A Beginner’s Guide to Stablecoins

We’ve all heard of Bitcoin – but the world of cryptocurrency doesn’t end there. In fact, there are 5,000 different cryptocurrencies in circulation around the world!

These cryptos vary enormously in terms of trading volume, country of origin, and usage. Over the last decade, we’ve also seen a growing number of cryptocurrencies known as stablecoins. If you’ve come across the term ‘stablecoins’ online, you may well have felt confused. After all, cryptocurrencies are infamous for their volatility – there’s almost nothing stable about them.

So what exactly are stablecoins? If you’d like to find out more about this particular form of cryptocurrency, read on. In this beginners guide, we’ll be explaining what stablecoins are, how they work, and why some of the top 10 stablecoins in 2020 have proved so popular.

What Are Stablecoins?

Stablecoins are a type of cryptocurrency which was developed to bypass the issue of volatility. They are referred to as ‘stable’ because they are tied in value to a commodity or fiat currency – that is, a currency whose value is regulated by governments, such as the British pound, the Euro, or the US dollar.

The idea behind this is that the value of stablecoins won’t be able to fluctuate. More ‘traditional’ cryptocurrencies such as Bitcoin can increase – or, as is more common, decrease – in value wildly in very short periods of time. In November 2018, for example, the price of Bitcoin crashed by a staggering 41% in the space of just two weeks. The value of stablecoins, however, can never vary more than that of its fiat currency.

Why Are Stablecoins So Popular?

We’ve already mentioned the principal benefit of stablecoins – the fact that they can remain stable. Often viewed as the sweet spot between fiat currency and crypto, stablecoins offer traders the best of both worlds: the versatility and decentralisation of cryptocurrency, with the stability and respect of fiat currencies.

It’s worth remembering that not all stablecoins are tied to fiat currencies. Some are tied to commodities such as precious metals or oil, as these assets are also generally stable in price.

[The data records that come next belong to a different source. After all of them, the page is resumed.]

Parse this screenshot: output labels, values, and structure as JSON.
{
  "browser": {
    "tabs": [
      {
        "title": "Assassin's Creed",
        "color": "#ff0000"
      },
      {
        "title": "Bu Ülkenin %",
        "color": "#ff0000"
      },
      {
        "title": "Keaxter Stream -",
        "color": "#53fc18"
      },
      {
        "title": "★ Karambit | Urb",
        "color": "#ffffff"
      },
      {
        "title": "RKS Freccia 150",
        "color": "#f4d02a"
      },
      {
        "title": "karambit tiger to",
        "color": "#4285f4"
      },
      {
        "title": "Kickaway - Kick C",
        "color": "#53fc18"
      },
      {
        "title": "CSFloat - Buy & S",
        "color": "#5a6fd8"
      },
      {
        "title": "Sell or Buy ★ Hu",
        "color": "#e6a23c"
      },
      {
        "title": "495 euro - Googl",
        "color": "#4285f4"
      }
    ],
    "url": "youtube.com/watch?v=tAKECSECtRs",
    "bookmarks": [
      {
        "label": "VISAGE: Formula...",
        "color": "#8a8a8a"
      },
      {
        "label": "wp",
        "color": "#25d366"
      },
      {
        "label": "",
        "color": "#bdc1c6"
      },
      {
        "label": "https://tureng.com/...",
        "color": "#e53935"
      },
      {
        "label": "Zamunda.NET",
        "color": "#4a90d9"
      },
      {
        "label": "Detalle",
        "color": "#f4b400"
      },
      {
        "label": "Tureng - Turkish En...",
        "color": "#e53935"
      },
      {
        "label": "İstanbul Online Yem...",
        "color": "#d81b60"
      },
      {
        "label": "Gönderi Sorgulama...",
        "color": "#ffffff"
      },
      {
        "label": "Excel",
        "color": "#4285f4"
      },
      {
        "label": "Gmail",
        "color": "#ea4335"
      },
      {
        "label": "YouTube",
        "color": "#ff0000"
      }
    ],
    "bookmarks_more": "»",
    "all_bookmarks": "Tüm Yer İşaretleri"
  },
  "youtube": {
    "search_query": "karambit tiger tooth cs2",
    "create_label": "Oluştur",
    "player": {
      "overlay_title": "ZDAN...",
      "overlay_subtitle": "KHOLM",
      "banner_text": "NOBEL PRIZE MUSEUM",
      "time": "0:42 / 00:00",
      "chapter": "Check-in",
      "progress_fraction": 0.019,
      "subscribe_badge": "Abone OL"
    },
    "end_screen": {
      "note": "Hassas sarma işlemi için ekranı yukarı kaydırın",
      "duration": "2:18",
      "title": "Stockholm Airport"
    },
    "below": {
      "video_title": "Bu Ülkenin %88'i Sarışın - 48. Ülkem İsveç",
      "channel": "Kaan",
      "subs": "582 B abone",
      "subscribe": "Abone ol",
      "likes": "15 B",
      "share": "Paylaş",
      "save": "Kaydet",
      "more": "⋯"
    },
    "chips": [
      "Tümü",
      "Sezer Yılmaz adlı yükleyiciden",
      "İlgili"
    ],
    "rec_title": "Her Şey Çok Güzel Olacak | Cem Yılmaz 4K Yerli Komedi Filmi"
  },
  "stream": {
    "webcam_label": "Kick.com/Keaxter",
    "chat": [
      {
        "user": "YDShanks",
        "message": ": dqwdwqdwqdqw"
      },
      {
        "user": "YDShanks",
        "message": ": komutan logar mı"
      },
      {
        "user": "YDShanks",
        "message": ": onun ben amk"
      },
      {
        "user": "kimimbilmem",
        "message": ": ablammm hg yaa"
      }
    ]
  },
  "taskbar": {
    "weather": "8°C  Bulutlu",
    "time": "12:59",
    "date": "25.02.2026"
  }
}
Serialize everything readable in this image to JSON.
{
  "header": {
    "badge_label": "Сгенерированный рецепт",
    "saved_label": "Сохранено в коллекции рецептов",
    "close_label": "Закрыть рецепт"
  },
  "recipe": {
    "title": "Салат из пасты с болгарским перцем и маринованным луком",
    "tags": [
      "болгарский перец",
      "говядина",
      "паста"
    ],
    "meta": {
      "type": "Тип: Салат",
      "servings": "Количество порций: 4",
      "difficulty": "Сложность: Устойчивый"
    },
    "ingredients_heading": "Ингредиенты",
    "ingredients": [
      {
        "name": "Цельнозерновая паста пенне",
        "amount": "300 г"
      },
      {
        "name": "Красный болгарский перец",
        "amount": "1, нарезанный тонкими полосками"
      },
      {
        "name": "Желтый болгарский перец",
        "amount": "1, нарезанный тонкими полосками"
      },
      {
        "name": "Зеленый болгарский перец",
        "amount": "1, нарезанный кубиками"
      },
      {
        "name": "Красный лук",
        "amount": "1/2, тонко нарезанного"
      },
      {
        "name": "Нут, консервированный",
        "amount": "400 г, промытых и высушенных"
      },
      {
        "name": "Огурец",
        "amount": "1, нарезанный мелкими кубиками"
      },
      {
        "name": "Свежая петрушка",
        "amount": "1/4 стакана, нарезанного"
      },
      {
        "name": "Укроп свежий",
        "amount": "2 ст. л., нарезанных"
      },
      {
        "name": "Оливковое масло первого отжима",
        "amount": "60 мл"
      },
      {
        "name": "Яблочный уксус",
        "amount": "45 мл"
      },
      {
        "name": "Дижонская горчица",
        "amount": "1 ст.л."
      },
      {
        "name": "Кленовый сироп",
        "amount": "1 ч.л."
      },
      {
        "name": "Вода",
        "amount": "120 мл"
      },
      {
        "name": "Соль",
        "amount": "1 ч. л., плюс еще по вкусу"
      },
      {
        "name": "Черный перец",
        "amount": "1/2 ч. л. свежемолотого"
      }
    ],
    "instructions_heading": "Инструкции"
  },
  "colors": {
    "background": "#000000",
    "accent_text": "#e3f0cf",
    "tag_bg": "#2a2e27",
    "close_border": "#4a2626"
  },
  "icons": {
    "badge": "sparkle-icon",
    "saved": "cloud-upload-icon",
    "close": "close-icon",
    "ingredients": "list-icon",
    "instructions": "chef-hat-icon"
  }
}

Stablecoins Are ‘The Digital Dollar’
Many cryptocurrencies prefer to trade in stablecoins, because it’s often easier to exchange these assets into fiat currencies – at least in theory. On cryptocurrency exchanges, stablecoins such as Tether are often straightforwardly viewed as the virtual equivalent of their underlying asset. In the case of Tether (USDT), this is the dollar – hence its nickname, ‘the digital dollar’.

Are Stablecoins Too Good To Be True?

The excitement of crypto with the stability of fiat. With tantalising promises such as this, it’s no surprise that many people – including cryptocurrency traders – are suspicious of stablecoins. So, does this currency actually live up to its name?

Tether USDT
In terms of market capitalisation, Tether is the largest stablecoin in the world – and the fourth largest cryptocurrency. By trading volume, it’s actually the most widely used crypto, with a current 24-hour trading volume of more than $3,500,000,000.

But despite its staggering popularity, Tether is no stranger to scandal and criticism. Its owners, the Hong-Kong based company Tether Holdings Ltd, may have promised that 1 USDT would always be equal to $1 (with an additional reserve of $1 for every Tether token issued), but this has recently been proven untrue.

Ever since its launch in 2014, periodically huge increases in the number of Tether tokens in circulation have sparked concerns that Tether Holdings Ltd doesn’t have the financial reserves to back this, dollar by dollar.

And in 2019, it was conclusively revealed that these concerns were valid. Only 74% of Tether is actively backed by the US dollar, throwing its status as a supposed stablecoin into question.

Is Tether Still Considered A Stablecoin?
Yes – but this reputation would be shattered instantly if every Tether trader suddenly decided to exchange their virtual assets to fiat dollars. According to Tether Holdings Ltd, traders are currently allowed to exchange 1 USDT for $1, meaning they are theoretically able to convert the contents of their online wallets into ‘real’ money. But with the current reserves, this would only be possible for 74% of traders.

On exchange platforms, Tether is still viewed as ‘the digital dollar’. Its controversy has clearly not harmed its success. In fact, it’s sparked a host of new stablecoins, such as Gemini, USD Coin, and even one built on the existing Ethereum blockchain.

We hope this beginner’s guide to stablecoins has helped explain why this form of cryptocurrency remains so popular – and yet so controversial.